Indigenous Peoples’ Day in Chicago is an annual celebration that honors the cultural heritage and contributions of Indigenous communities. It takes place on the second Monday of October. The day features parades, cultural performances, and educational activities, promoting awareness, and unity. It provides a platform for Indigenous groups to share their traditions and addresses important issues facing these communities.
One Way Sky is an Indigenous indie rock band from the Gila River Indian Community and the Tohono O’odham Nation in Arizona. On Oct. 9, in celebration of Indigenous Peoples’ Day, the band took the stage at Chicago’s Chop Shop. Before they rocked the stage, F Newsmagazine sat down with the band for an interview where they talked about their motivations and journey.
Zoie Yoon: How does your Indigenous heritage and culture influence your music and lyrics?
One Way Sky: Our music is a reflection of what it’s like to be a Rez kid. All of us in the band have lived the rez life and know the beauty and how ugly rez life can be. We always represent our people and culture because we want to show our people it’s possible to chase your dreams and make them a reality. Our culture keeps us grounded and reminds us why we do what we do.
ZY. Indigenous Peoples’ Day is about celebrating and honoring Indigenous cultures. How do you feel your music contributes to this celebration?
QWS: It’s time for the history of indigenous people to be known and normalized. Colonized America has tried to erase our culture and history even to this day. If we can show the world that indigenous people are still thriving and even making a name for themselves through their art, it’s a way to fight back against colonialism. One day of recognition is a step towards the acknowledgment of our history, but every day should be Indigenous People’s Day in America.

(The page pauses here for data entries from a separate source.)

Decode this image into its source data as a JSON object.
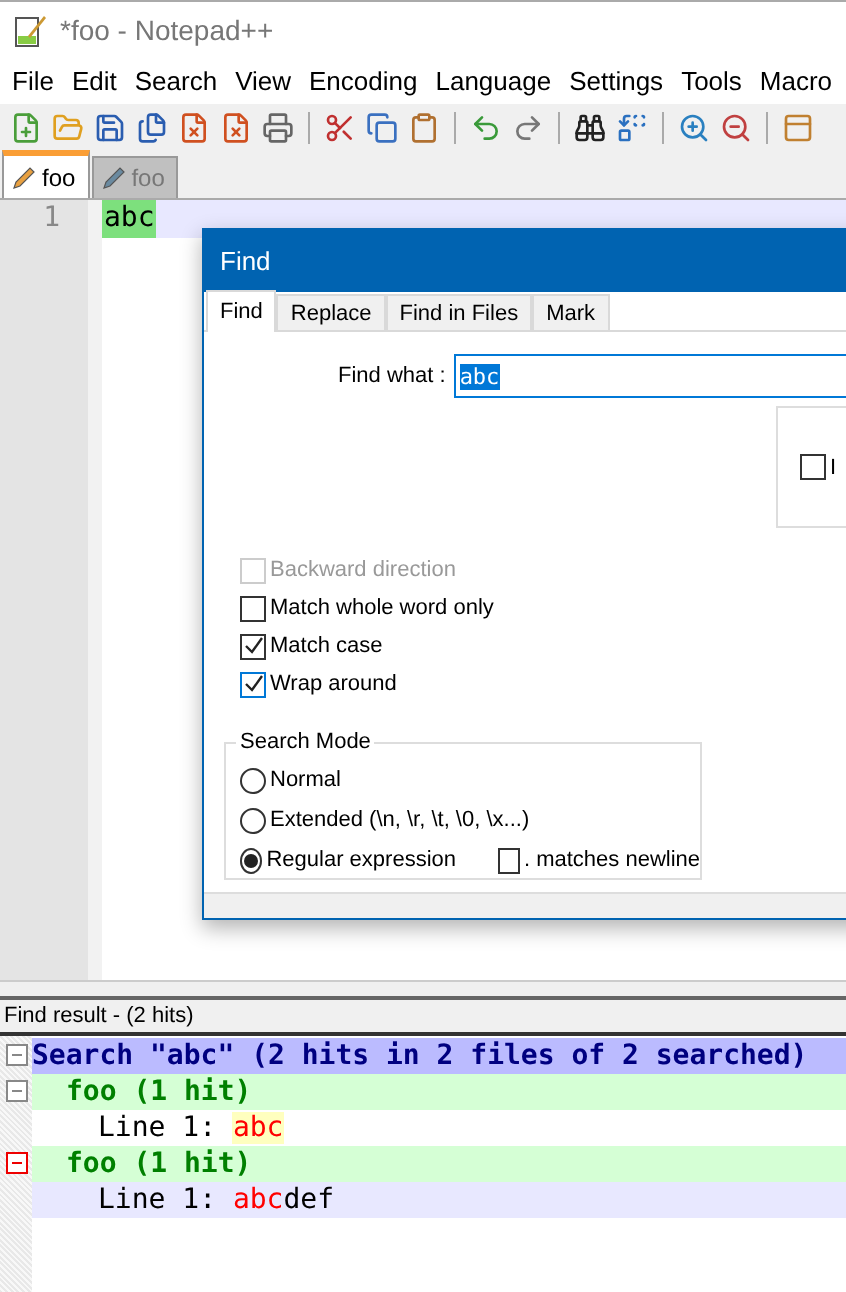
{
  "window": {
    "title": "*foo - Notepad++"
  },
  "menu": [
    "File",
    "Edit",
    "Search",
    "View",
    "Encoding",
    "Language",
    "Settings",
    "Tools",
    "Macro"
  ],
  "tabs": [
    {
      "label": "foo",
      "selected": true
    },
    {
      "label": "foo",
      "selected": false
    }
  ],
  "editor": {
    "lines": [
      {
        "number": "1",
        "text": "abc",
        "current": true,
        "highlighted": true
      }
    ]
  },
  "find_dialog": {
    "title": "Find",
    "tabs": [
      {
        "label": "Find",
        "selected": true
      },
      {
        "label": "Replace",
        "selected": false
      },
      {
        "label": "Find in Files",
        "selected": false
      },
      {
        "label": "Mark",
        "selected": false
      }
    ],
    "find_what": {
      "label": "Find what :",
      "value": "abc"
    },
    "side_checkbox": {
      "label": "I",
      "checked": false
    },
    "options": [
      {
        "label": "Backward direction",
        "checked": false,
        "disabled": true
      },
      {
        "label": "Match whole word only",
        "checked": false,
        "disabled": false
      },
      {
        "label": "Match case",
        "checked": true,
        "disabled": false
      },
      {
        "label": "Wrap around",
        "checked": true,
        "disabled": false
      }
    ],
    "search_mode": {
      "title": "Search Mode",
      "options": [
        {
          "label": "Normal",
          "selected": false
        },
        {
          "label": "Extended (\\n, \\r, \\t, \\0, \\x...)",
          "selected": false
        },
        {
          "label": "Regular expression",
          "selected": true
        }
      ],
      "dot_newline": {
        "label": ". matches newline",
        "checked": false
      }
    }
  },
  "find_result": {
    "title": "Find result - (2 hits)",
    "items": [
      {
        "kind": "search",
        "text": "Search \"abc\" (2 hits in 2 files of 2 searched)",
        "current": false,
        "children": [
          {
            "kind": "file",
            "text": "foo (1 hit)",
            "current": false,
            "children": [
              {
                "kind": "line",
                "prefix": "Line 1: ",
                "match": "abc",
                "current": false
              }
            ]
          },
          {
            "kind": "file",
            "text": "foo (1 hit)",
            "current": true,
            "children": [
              {
                "kind": "line",
                "prefix": "Line 1: ",
                "match": "abc",
                "rest": "def",
                "current": true
              }
            ]
          }
        ]
      }
    ]
  }
}
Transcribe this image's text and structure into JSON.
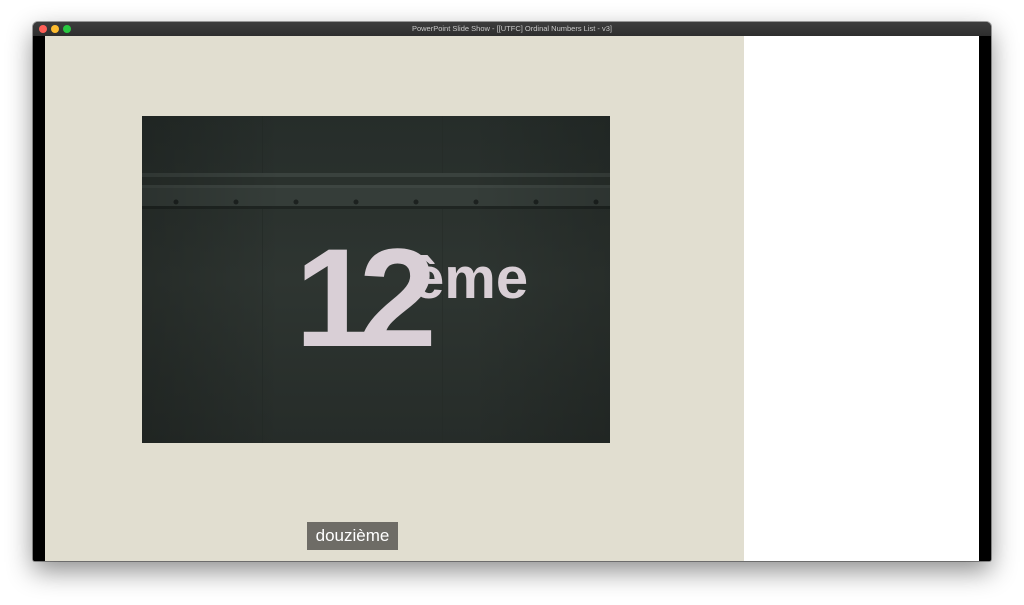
{
  "window": {
    "title": "PowerPoint Slide Show - [[UTFC] Ordinal Numbers List - v3]"
  },
  "slide": {
    "photo": {
      "number_text": "12",
      "suffix_text": "ème"
    },
    "caption": "douzième"
  },
  "colors": {
    "slide_background": "#e1ded0",
    "photo_background": "#2c332f",
    "stencil_text": "#d9cfd6",
    "caption_background": "#6e6c66"
  }
}
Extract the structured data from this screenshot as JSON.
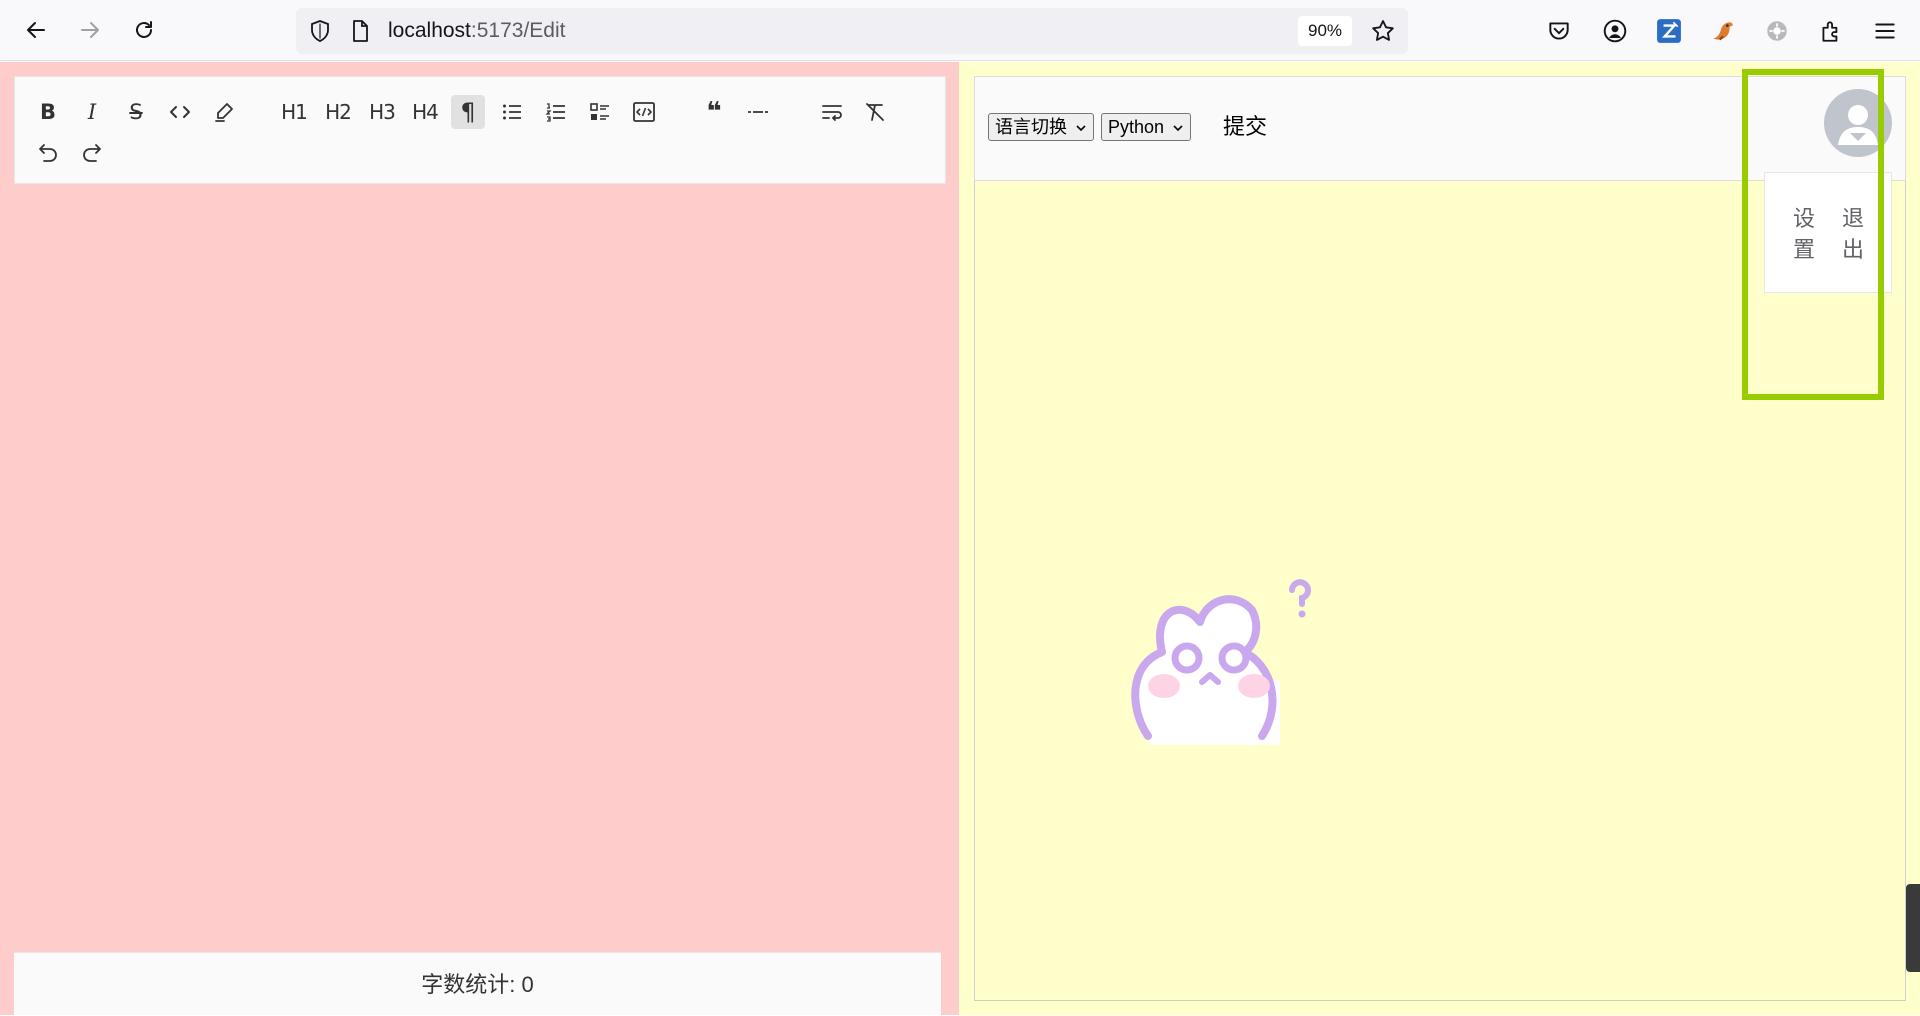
{
  "browser": {
    "url_host": "localhost",
    "url_path": ":5173/Edit",
    "zoom": "90%",
    "toolbar_icons": [
      "pocket-icon",
      "account-icon",
      "zotero-icon",
      "bird-extension-icon",
      "extension-gear-icon",
      "extensions-icon",
      "menu-icon"
    ]
  },
  "editor": {
    "toolbar_buttons": [
      {
        "name": "bold",
        "label": "B"
      },
      {
        "name": "italic",
        "label": "I"
      },
      {
        "name": "strikethrough",
        "label": "S"
      },
      {
        "name": "inline-code",
        "label": "‹›"
      },
      {
        "name": "highlight",
        "label": ""
      },
      {
        "name": "heading-1",
        "label": "H1"
      },
      {
        "name": "heading-2",
        "label": "H2"
      },
      {
        "name": "heading-3",
        "label": "H3"
      },
      {
        "name": "heading-4",
        "label": "H4"
      },
      {
        "name": "paragraph",
        "label": "¶",
        "active": true
      },
      {
        "name": "bullet-list",
        "label": ""
      },
      {
        "name": "ordered-list",
        "label": ""
      },
      {
        "name": "task-list",
        "label": ""
      },
      {
        "name": "code-block",
        "label": ""
      },
      {
        "name": "blockquote",
        "label": "❝"
      },
      {
        "name": "horizontal-rule",
        "label": ""
      },
      {
        "name": "hard-break",
        "label": ""
      },
      {
        "name": "clear-format",
        "label": ""
      },
      {
        "name": "undo",
        "label": ""
      },
      {
        "name": "redo",
        "label": ""
      }
    ],
    "word_count_label": "字数统计: 0",
    "background_color": "#ffcccc"
  },
  "right_panel": {
    "language_select": "语言切换",
    "code_language_select": "Python",
    "submit_label": "提交",
    "user_menu": {
      "items": [
        "设置",
        "退出"
      ]
    },
    "background_color": "#ffffcc",
    "highlight_color": "#99cc00"
  }
}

ZY. Many Indigenous artists use their music as a platform to raise awareness about social and environmental issues. Are there any causes or topics that you’re particularly passionate about addressing through your music?
OWS: We use our music as a tool to spread healing and positivity. We take the negatives of our realities and turn them into positive affirmations. Love is the answer.
ZY. What advice do you have for aspiring Indigenous musicians who want to follow in your footsteps and use their music to connect with their heritage?
OWS: Whatever genuinely makes you happy, that is what you should go for. Nothing feels better than doing what makes your soul happy. Also, understand whatever it is you want to obtain, the creator and your ancestors will be with you every step of the way. Never forget them. There may be obstacles in your journey, but we believe it’s only because whatever path it is you’re trying to take, the universe will teach you to become that version of yourself you’ve envisioned. Life is an experience that is worth experiencing.